:: Exercise ::
Scan the entries that follow for the word "param", then report every line in which it appears.

:: Data ::
[Start of Attachment]
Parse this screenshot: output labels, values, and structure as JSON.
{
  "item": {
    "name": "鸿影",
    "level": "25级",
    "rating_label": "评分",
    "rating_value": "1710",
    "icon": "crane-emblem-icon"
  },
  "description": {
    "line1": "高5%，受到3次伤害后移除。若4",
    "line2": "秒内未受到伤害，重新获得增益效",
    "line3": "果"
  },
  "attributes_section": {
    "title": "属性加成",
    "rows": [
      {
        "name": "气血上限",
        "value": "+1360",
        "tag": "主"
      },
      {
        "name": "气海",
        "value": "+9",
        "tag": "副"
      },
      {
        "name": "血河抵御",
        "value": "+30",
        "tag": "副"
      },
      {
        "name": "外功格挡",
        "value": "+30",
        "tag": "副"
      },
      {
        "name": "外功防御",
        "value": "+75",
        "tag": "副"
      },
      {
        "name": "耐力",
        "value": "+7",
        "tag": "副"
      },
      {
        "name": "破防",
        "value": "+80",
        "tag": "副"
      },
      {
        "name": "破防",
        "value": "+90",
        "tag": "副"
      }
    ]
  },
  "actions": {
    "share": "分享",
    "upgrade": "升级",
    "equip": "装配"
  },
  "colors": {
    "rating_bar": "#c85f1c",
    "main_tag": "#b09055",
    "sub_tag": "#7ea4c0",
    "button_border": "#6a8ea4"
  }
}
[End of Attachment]
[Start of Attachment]
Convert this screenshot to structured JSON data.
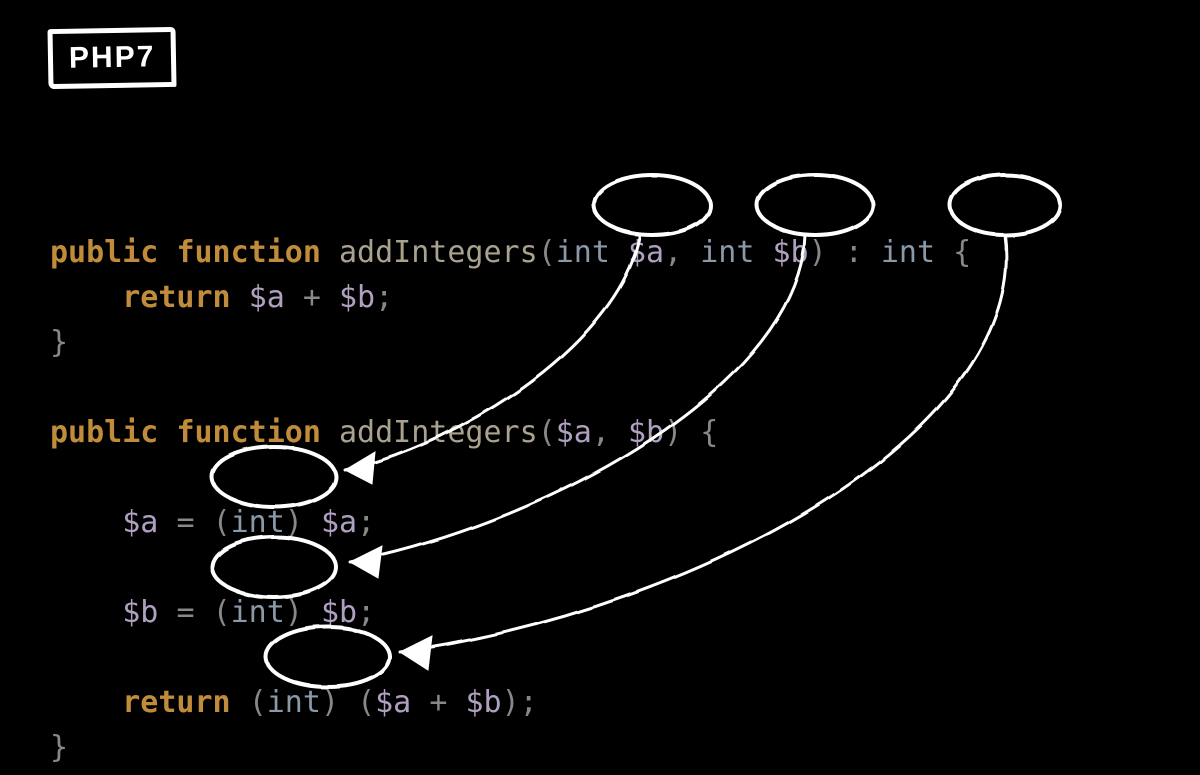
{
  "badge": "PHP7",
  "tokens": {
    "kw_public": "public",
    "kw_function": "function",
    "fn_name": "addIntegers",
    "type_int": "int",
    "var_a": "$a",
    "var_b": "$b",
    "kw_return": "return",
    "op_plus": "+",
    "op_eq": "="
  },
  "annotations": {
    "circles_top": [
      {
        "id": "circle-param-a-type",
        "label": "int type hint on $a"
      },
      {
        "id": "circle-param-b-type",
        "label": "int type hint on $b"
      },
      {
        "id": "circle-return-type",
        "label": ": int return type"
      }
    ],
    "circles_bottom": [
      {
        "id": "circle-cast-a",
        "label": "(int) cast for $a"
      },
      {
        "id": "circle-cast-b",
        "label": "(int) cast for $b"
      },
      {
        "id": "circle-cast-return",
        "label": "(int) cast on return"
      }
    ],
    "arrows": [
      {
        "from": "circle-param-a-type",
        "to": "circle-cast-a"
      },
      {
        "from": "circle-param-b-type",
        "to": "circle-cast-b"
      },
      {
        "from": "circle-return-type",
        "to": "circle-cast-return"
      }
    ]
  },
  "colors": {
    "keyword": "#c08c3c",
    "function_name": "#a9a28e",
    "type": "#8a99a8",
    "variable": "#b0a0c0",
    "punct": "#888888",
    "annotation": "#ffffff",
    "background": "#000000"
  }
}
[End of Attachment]
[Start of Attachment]
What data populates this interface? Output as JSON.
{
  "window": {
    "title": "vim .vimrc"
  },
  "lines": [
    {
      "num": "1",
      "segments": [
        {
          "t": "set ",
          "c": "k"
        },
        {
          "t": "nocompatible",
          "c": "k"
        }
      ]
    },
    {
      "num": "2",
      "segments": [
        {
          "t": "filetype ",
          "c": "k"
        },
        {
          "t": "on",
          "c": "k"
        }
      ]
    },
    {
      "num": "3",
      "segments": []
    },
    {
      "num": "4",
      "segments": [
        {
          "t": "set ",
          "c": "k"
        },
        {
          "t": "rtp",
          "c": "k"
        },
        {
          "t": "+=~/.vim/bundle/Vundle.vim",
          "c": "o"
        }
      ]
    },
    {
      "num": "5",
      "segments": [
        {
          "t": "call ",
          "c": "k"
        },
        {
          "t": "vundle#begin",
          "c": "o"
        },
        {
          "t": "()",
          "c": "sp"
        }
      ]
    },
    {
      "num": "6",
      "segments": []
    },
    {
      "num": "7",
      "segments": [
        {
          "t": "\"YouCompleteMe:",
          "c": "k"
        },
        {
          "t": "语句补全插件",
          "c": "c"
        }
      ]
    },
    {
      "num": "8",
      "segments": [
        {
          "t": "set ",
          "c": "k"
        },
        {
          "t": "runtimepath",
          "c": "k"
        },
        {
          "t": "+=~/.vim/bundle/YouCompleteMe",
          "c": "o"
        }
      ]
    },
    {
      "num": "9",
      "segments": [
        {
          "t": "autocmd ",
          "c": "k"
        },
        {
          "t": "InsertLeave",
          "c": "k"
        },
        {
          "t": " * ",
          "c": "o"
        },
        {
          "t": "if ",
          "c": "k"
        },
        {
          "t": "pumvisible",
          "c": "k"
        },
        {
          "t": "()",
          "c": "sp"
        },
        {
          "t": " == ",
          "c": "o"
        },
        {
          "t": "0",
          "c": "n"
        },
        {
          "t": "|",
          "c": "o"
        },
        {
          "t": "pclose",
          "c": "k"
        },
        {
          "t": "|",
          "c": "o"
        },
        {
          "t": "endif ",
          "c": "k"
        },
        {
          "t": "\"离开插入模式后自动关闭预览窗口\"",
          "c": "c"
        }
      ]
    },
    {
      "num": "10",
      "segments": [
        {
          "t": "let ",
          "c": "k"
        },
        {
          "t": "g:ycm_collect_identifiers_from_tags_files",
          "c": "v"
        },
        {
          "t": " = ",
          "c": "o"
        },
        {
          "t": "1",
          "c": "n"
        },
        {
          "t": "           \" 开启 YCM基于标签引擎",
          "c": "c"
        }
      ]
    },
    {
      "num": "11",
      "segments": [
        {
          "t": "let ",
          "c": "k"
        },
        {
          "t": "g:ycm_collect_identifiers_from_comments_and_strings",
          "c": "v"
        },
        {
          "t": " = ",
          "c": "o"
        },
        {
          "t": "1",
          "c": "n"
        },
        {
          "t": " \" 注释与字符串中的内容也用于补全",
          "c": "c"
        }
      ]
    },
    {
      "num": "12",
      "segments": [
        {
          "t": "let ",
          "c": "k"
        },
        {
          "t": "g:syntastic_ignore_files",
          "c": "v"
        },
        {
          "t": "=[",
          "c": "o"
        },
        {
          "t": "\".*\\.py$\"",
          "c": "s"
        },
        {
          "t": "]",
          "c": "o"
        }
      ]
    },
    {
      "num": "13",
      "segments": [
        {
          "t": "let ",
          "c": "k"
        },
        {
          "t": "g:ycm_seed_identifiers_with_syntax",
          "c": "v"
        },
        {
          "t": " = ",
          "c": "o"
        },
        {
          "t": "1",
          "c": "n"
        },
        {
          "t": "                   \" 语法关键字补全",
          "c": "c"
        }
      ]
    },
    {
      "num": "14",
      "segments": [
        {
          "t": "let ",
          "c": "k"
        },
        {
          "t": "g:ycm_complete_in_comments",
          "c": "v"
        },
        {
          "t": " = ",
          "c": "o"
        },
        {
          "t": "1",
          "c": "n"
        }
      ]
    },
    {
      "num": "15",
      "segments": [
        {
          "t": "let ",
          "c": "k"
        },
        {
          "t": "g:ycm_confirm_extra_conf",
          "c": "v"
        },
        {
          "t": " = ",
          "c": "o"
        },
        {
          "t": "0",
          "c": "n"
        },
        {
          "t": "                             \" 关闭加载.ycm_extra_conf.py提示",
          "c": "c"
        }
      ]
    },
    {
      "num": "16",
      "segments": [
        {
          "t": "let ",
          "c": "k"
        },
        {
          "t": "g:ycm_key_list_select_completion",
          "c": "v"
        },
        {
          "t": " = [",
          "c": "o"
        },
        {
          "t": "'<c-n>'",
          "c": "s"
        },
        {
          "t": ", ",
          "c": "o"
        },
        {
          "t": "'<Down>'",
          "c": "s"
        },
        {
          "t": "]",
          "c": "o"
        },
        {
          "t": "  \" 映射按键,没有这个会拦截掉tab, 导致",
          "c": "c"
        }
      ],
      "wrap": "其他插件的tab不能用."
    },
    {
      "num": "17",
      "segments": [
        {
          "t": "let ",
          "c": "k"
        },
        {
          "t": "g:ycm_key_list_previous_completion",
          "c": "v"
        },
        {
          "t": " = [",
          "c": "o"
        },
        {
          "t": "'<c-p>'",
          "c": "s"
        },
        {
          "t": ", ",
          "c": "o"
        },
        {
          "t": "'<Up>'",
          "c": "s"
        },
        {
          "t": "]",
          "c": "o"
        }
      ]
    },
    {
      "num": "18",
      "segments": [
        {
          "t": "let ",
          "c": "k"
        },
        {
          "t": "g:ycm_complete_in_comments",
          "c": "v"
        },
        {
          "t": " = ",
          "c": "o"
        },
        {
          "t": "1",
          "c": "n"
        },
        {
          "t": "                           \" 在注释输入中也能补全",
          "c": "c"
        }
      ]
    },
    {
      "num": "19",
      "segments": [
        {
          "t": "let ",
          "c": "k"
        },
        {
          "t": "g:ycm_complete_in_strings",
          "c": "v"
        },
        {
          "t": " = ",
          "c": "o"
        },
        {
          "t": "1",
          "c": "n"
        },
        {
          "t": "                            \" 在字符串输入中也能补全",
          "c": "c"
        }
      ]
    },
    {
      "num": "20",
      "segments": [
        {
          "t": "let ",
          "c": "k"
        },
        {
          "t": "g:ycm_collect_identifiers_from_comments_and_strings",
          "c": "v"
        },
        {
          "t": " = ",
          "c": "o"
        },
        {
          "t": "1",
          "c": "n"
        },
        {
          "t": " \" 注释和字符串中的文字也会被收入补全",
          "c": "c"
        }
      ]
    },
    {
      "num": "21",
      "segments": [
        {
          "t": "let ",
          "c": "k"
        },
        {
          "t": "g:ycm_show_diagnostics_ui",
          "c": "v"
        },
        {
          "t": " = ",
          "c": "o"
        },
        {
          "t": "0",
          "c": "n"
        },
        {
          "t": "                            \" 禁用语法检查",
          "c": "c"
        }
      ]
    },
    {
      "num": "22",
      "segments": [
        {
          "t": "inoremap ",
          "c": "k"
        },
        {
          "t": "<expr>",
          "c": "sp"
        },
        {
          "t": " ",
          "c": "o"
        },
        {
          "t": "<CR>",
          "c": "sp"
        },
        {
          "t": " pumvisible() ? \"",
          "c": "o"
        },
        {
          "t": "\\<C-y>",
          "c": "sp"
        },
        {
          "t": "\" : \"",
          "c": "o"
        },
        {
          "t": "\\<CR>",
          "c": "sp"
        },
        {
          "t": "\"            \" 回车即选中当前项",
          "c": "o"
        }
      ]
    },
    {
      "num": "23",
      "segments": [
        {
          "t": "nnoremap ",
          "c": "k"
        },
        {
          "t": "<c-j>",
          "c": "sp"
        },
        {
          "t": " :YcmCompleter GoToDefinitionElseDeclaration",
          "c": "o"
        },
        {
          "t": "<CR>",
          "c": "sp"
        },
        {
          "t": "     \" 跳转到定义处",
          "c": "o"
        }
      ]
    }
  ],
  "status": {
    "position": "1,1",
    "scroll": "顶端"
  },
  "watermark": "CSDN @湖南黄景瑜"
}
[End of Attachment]
:: Solved problem ::
        "id": "circle-param-a-type",
        "id": "circle-param-b-type",
        "from": "circle-param-a-type",
        "from": "circle-param-b-type",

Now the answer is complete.